David Maxwell Chickering, Judea Pearl
We describe a computer program to assist a clinician with assessing the efficacy of treatments in experimental studies for which treatment assignment is random but subject compliance is imperfect. The major difficulty in such studies is that treatment efficacy is not "identifiable", that is, it cannot be estimated from the data, even when the number of subjects is infinite, unless additional knowledge is provided. Our system combines Bayesian learning with Gibbs sampling using two inputs: (1) the investigator' s prior probabilities of the relative sizes of subpopulations and (2) the observed data from the experiment. The system outputs a histogram depicting the posterior distribution of the average treatment effect, that is, the probability that the average outcome (e.g., survival) would attain a given level, had the treatment been taken uniformly by the entire population.
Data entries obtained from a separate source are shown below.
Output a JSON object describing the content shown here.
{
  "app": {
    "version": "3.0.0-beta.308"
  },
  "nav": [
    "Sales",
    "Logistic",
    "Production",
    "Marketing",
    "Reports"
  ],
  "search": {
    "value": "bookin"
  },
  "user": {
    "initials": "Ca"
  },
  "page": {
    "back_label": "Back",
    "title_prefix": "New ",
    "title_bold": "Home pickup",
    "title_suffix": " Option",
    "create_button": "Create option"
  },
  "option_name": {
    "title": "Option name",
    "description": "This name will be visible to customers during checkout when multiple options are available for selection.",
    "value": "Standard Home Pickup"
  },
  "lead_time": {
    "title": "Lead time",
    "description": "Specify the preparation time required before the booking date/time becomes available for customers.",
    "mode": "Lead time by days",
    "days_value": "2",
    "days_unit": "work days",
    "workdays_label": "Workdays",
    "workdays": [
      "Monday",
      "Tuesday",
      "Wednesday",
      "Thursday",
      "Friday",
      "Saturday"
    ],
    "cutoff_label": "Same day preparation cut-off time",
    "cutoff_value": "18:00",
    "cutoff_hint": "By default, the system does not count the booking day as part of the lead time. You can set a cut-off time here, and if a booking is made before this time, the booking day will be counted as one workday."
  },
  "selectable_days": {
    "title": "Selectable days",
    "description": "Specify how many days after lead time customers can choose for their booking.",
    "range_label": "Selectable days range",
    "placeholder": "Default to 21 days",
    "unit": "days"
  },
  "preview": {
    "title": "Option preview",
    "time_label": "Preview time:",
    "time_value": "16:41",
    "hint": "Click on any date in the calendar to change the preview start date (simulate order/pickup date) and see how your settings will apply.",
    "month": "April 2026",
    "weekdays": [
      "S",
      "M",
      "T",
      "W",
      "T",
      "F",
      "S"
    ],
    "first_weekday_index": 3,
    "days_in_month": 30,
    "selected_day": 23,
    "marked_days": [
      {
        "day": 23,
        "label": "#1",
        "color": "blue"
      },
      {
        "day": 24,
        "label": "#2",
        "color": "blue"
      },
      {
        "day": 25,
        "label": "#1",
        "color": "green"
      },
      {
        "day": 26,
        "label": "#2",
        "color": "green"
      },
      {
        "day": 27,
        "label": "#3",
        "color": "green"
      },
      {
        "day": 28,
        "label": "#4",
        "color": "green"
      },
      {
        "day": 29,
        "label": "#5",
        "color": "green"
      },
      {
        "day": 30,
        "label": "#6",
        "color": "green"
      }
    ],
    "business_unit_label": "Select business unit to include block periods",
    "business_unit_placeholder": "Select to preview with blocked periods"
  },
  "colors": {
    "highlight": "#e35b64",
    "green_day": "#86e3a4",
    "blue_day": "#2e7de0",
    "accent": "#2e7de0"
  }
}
This paper describes the theoretical basis for the proposed approach and presents experimental results on both simulated and real data, showing agreement with the theoretical asymptotic bounds.